Work instructions :: Note how many lines in the entries below contain the string "this", and answer with that number and no other text.

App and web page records
-------------------------
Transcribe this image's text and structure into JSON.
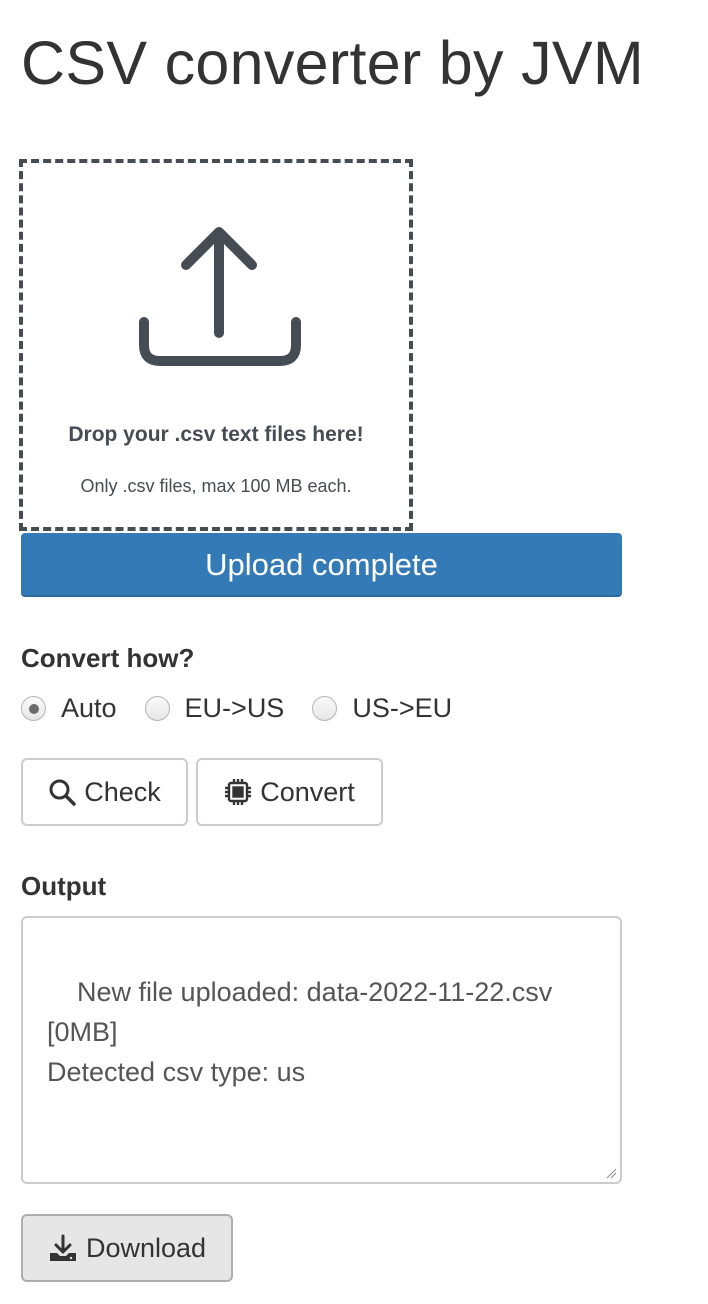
{
  "page": {
    "title": "CSV converter by JVM"
  },
  "dropzone": {
    "icon": "upload-icon",
    "title": "Drop your .csv text files here!",
    "subtitle": "Only .csv files, max 100 MB each."
  },
  "upload_status": {
    "label": "Upload complete",
    "progress_percent": 100,
    "color": "#337ab7"
  },
  "convert": {
    "label": "Convert how?",
    "options": [
      {
        "label": "Auto",
        "checked": true
      },
      {
        "label": "EU->US",
        "checked": false
      },
      {
        "label": "US->EU",
        "checked": false
      }
    ]
  },
  "actions": {
    "check": {
      "label": "Check",
      "icon": "search-icon"
    },
    "convert": {
      "label": "Convert",
      "icon": "cpu-chip-icon"
    }
  },
  "output": {
    "label": "Output",
    "value": "New file uploaded: data-2022-11-22.csv\n[0MB]\nDetected csv type: us"
  },
  "download": {
    "label": "Download",
    "icon": "download-icon"
  }
}
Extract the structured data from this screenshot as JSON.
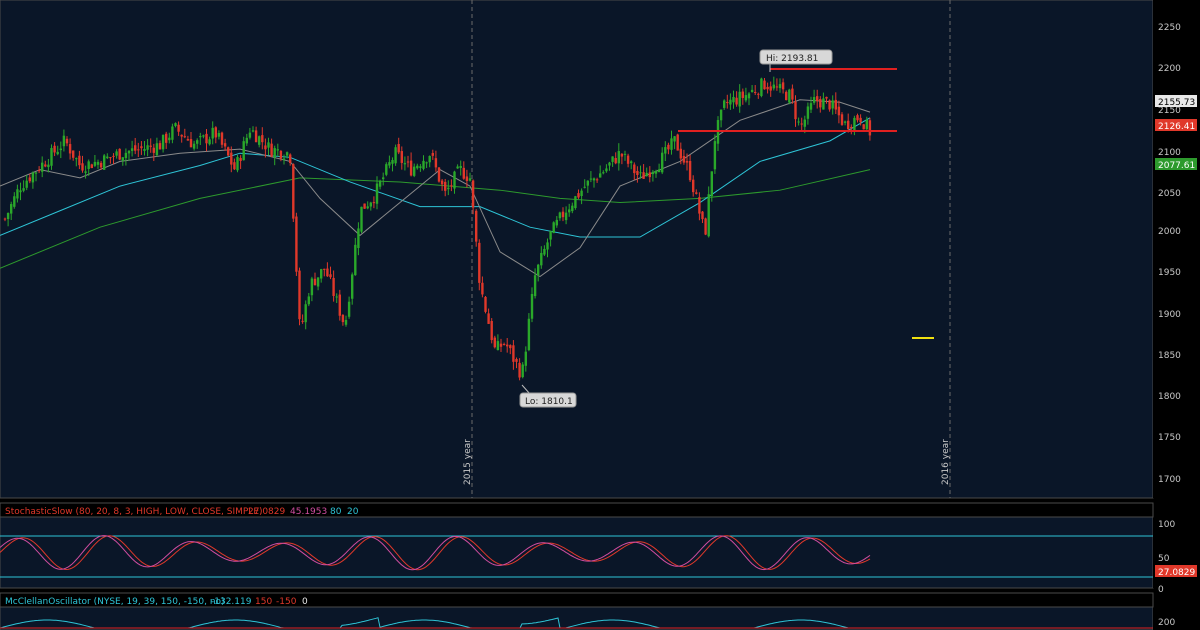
{
  "colors": {
    "background": "#000000",
    "plot_bg": "#0a1628",
    "border": "#5a5a5a",
    "up_candle": "#2aa82a",
    "down_candle": "#e0382a",
    "sma_fast": "#8a8a8a",
    "sma_mid": "#2ec4d6",
    "sma_slow": "#2d9a2d",
    "level_line": "#e02020",
    "marker": "#f0e010",
    "stoch_k": "#e0382a",
    "stoch_d": "#d04da0",
    "stoch_band": "#2ec4d6",
    "mcclellan_line": "#2ec4d6"
  },
  "main_chart": {
    "price_labels": [
      "2250",
      "2200",
      "2150",
      "2100",
      "2050",
      "2000",
      "1950",
      "1900",
      "1850",
      "1800",
      "1750",
      "1700"
    ],
    "year_labels": [
      "2015 year",
      "2016 year"
    ],
    "hi_label": "Hi: 2193.81",
    "lo_label": "Lo: 1810.1",
    "last_price_badges": [
      {
        "text": "2155.73",
        "color": "#e8e8e8",
        "text_color": "#000"
      },
      {
        "text": "2126.41",
        "color": "#e0382a",
        "text_color": "#fff"
      },
      {
        "text": "2077.61",
        "color": "#2d9a2d",
        "text_color": "#fff"
      }
    ],
    "horizontal_levels": [
      2193.81,
      2126.41
    ],
    "marker_level": 1870
  },
  "chart_data": {
    "type": "candlestick",
    "series": [
      {
        "name": "price",
        "ohlc_points": "generated"
      }
    ],
    "ylim": [
      1680,
      2260
    ],
    "hi": 2193.81,
    "lo": 1810.1
  },
  "stochastic": {
    "title": "StochasticSlow (80, 20, 8, 3, HIGH, LOW, CLOSE, SIMPLE)",
    "values": [
      "27.0829",
      "45.1953",
      "80",
      "20"
    ],
    "axis_labels": [
      "100",
      "50",
      "0"
    ],
    "last_badge": "27.0829"
  },
  "mcclellan": {
    "title": "McClellanOscillator (NYSE, 19, 39, 150, -150, no)",
    "values": [
      "-132.119",
      "150",
      "-150",
      "0"
    ],
    "axis_label": "200"
  }
}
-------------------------
Written solution :: 2